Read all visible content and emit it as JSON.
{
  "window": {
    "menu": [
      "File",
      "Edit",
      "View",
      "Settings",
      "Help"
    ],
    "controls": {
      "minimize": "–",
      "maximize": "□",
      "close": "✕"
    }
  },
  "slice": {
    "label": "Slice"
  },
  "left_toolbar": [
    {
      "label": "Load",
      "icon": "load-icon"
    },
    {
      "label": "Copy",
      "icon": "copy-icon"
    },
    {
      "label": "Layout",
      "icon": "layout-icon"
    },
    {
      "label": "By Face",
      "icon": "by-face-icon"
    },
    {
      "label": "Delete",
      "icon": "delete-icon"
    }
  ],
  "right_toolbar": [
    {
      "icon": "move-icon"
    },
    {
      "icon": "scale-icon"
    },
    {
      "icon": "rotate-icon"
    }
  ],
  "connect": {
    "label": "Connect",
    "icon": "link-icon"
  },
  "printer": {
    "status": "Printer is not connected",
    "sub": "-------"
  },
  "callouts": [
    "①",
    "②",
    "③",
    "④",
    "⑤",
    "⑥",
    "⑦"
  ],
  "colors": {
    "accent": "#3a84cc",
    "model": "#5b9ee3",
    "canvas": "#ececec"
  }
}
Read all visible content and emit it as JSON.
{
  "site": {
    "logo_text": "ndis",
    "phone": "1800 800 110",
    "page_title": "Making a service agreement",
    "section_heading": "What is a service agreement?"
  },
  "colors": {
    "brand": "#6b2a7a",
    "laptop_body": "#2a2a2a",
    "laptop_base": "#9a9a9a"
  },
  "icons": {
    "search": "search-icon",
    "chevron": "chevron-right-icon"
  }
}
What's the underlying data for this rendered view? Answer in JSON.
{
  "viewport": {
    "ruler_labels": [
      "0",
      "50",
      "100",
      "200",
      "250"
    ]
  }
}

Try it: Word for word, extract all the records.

Output:
Read all visible content and emit it as JSON.
{
  "window": {
    "menu": [
      "File",
      "Edit",
      "View",
      "Settings",
      "Help"
    ],
    "controls": {
      "minimize": "–",
      "maximize": "□",
      "close": "✕"
    }
  },
  "slice": {
    "label": "Slice"
  },
  "left_toolbar": [
    {
      "label": "Load",
      "icon": "load-icon"
    },
    {
      "label": "Copy",
      "icon": "copy-icon"
    },
    {
      "label": "Layout",
      "icon": "layout-icon"
    },
    {
      "label": "By Face",
      "icon": "by-face-icon"
    },
    {
      "label": "Delete",
      "icon": "delete-icon"
    }
  ],
  "right_toolbar": [
    {
      "icon": "move-icon"
    },
    {
      "icon": "scale-icon"
    },
    {
      "icon": "rotate-icon"
    }
  ],
  "connect": {
    "label": "Connect",
    "icon": "link-icon"
  },
  "printer": {
    "status": "Printer is not connected",
    "sub": "-------"
  },
  "callouts": [
    "①",
    "②",
    "③",
    "④",
    "⑤",
    "⑥",
    "⑦"
  ],
  "colors": {
    "accent": "#3a84cc",
    "model": "#5b9ee3",
    "canvas": "#ececec"
  }
}
Read all visible content and emit it as JSON.
{
  "site": {
    "logo_text": "ndis",
    "phone": "1800 800 110",
    "page_title": "Making a service agreement",
    "section_heading": "What is a service agreement?"
  },
  "colors": {
    "brand": "#6b2a7a",
    "laptop_body": "#2a2a2a",
    "laptop_base": "#9a9a9a"
  },
  "icons": {
    "search": "search-icon",
    "chevron": "chevron-right-icon"
  }
}
What's the underlying data for this rendered view? Answer in JSON.
{
  "viewport": {
    "ruler_labels": [
      "0",
      "50",
      "100",
      "200",
      "250"
    ]
  }
}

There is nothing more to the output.